Characters are built out of contrasts

When developing characters, authors look for contrasts. The protagonist and antagonist must have opposing goals. And both need to be as ‘real’ as possible. That means your hero must have flaws, and I believe they must also have a dark side.

monochrome picture of ripples on a river

Noir fiction is a great example of heroes with dark sides.

The hero in noir fiction is broken. He is cynical and often a drunkard, and often corrupt. Even so, he’s the only good man in the world of the book. Far from making the hero likeable, the noir writer makes the hero understandable. We know why the hero is so hard. We know he has to dip into the sewer of humanity to do the right thing. A purely good man would never survive the world of the noir.

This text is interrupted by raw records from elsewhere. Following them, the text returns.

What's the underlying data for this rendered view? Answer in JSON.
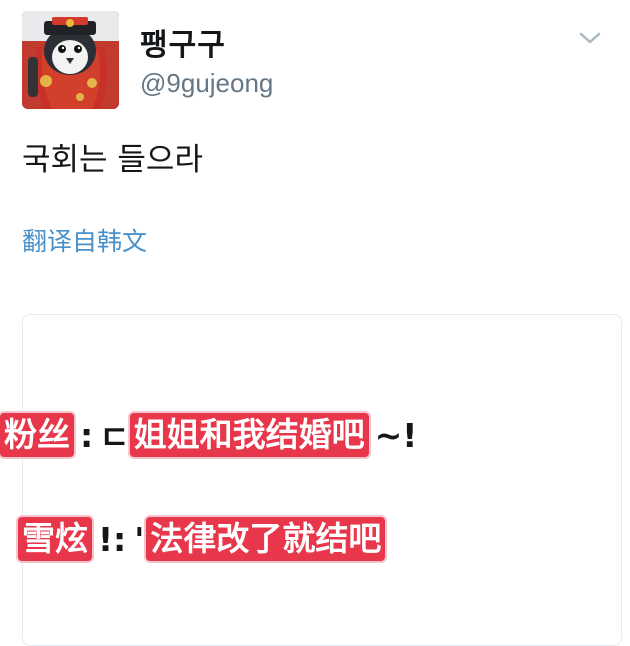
{
  "tweet": {
    "display_name": "팽구구",
    "handle": "@9gujeong",
    "text": "국회는 들으라",
    "translate_label": "翻译自韩文"
  },
  "image_caption": {
    "line1": {
      "speaker": "粉丝",
      "separator": ":",
      "fragment": "ㄷ",
      "text": "姐姐和我结婚吧",
      "tail": "~!"
    },
    "line2": {
      "speaker": "雪炫",
      "separator": "!:",
      "fragment": "'",
      "text": "法律改了就结吧"
    }
  },
  "colors": {
    "caption_highlight": "#e8364a",
    "link": "#4a90c8",
    "handle": "#657786"
  },
  "icons": {
    "menu": "chevron-down-icon",
    "avatar": "penguin-avatar"
  }
}
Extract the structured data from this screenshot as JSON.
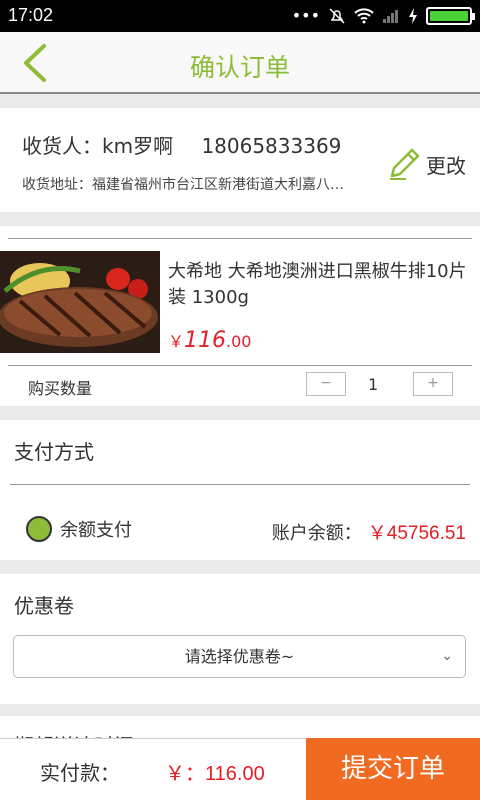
{
  "status_bar": {
    "time": "17:02",
    "icons": [
      "more-dots-icon",
      "mute-icon",
      "wifi-icon",
      "signal-icon",
      "charging-icon",
      "battery-icon"
    ],
    "battery_level": 1.0
  },
  "header": {
    "title": "确认订单",
    "back_icon": "chevron-left-icon"
  },
  "address": {
    "receiver_label": "收货人：km罗啊",
    "phone": "18065833369",
    "address_line": "收货地址：福建省福州市台江区新港街道大利嘉八…",
    "edit_label": "更改",
    "edit_icon": "pencil-icon"
  },
  "product": {
    "name": "大希地 大希地澳洲进口黑椒牛排10片装 1300g",
    "price_symbol": "￥",
    "price_int": "116",
    "price_dec": ".00",
    "qty_label": "购买数量",
    "qty_minus": "−",
    "qty_value": "1",
    "qty_plus": "+"
  },
  "payment": {
    "title": "支付方式",
    "option_label": "余额支付",
    "balance_label": "账户余额：",
    "balance_amount": "￥45756.51"
  },
  "coupon": {
    "title": "优惠卷",
    "select_placeholder": "请选择优惠卷~"
  },
  "next_section": {
    "title": "期望送达时间"
  },
  "bottom": {
    "pay_label": "实付款：",
    "pay_total": "￥：116.00",
    "submit_label": "提交订单"
  },
  "colors": {
    "accent_green": "#8dbd38",
    "price_red": "#e31f26",
    "submit_orange": "#f06a22"
  }
}
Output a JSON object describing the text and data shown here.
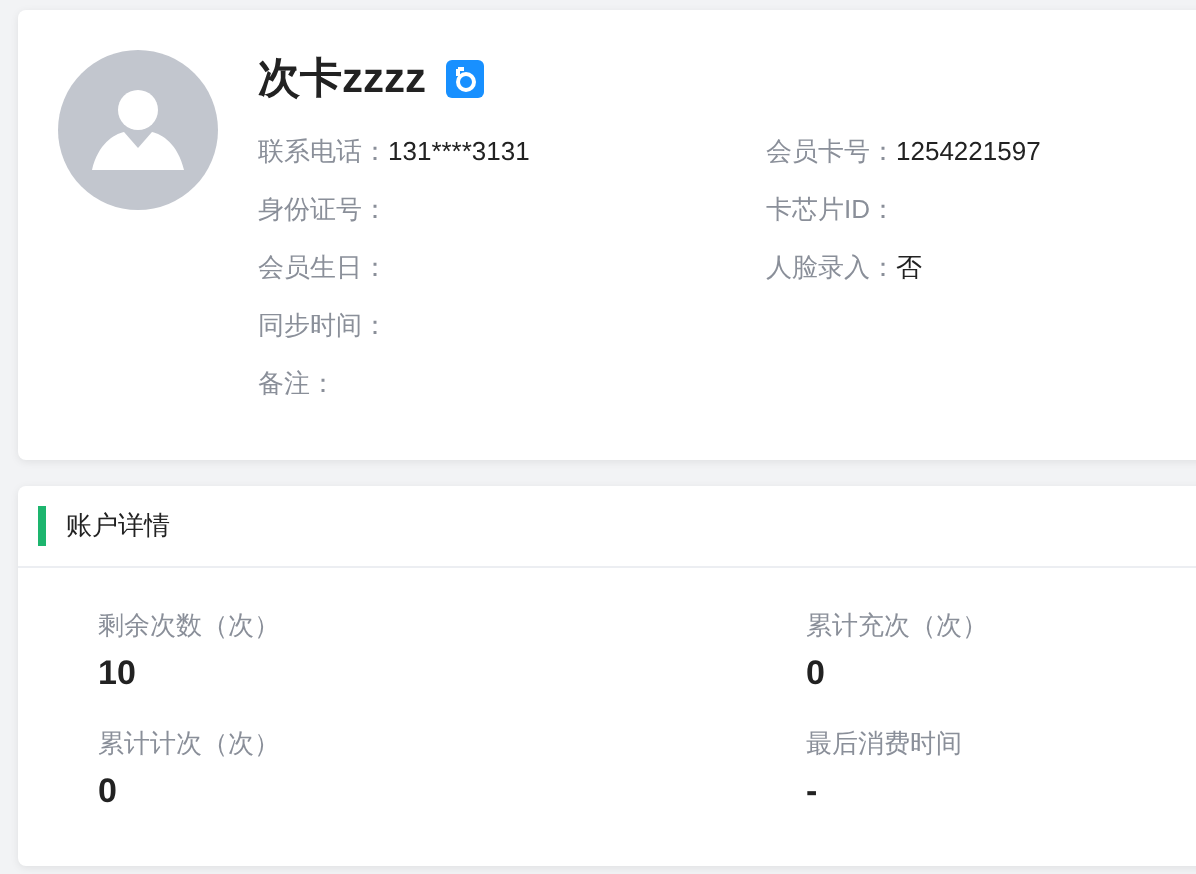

A more recent example

Lisbeth Salander from The Dragon Tattoo series contains both good and evil within her. She was capable of horrible violence, but only in extreme circumstances. She would investigate her cases to the bitter end to get justice or truth for the client. She is violated horribly by the system set to protect her, but she can still find a way to exist within this brutal world.

In graphic novels

Ironman is complicated. He’s arrogant and snarky and rich and greedy. He’s smart and dedicated to destroying evil.

The Hulk is less complex, but just as complicated. As Bruce Banner, he’s contained and quiet and intellectual. As The Hulk, he’s rage personified, but it’s rage directed. He doesn’t just rampage he fights evil.

Thor, however, is only half a person. He may be strong but he’s not bright, he needs Loki to make him a person.

 In my next book….

I’m working on the main character now. A woman who has closed off all her emotions because of a horrific event in her past – no spoilers. What makes her interesting, to me at least, is that she’s talented, she’s intelligent and she’s capable of kindness.

My challenge is to help the reader connect with her at the beginning of the story by making her complex. To show you the possibility of her learning to feel emotions without a promise that all will be well in the end. I’m not sure right now if all will be well in the end, after all.

To do this I look at other characters for tips. I want her to be a little like a noir hero, cynical and damaged, and a little like Lisbeth, determined and focused. And  a lot like herself.

Are there heroes you like who are complex? Who do you find interesting an a book or movie?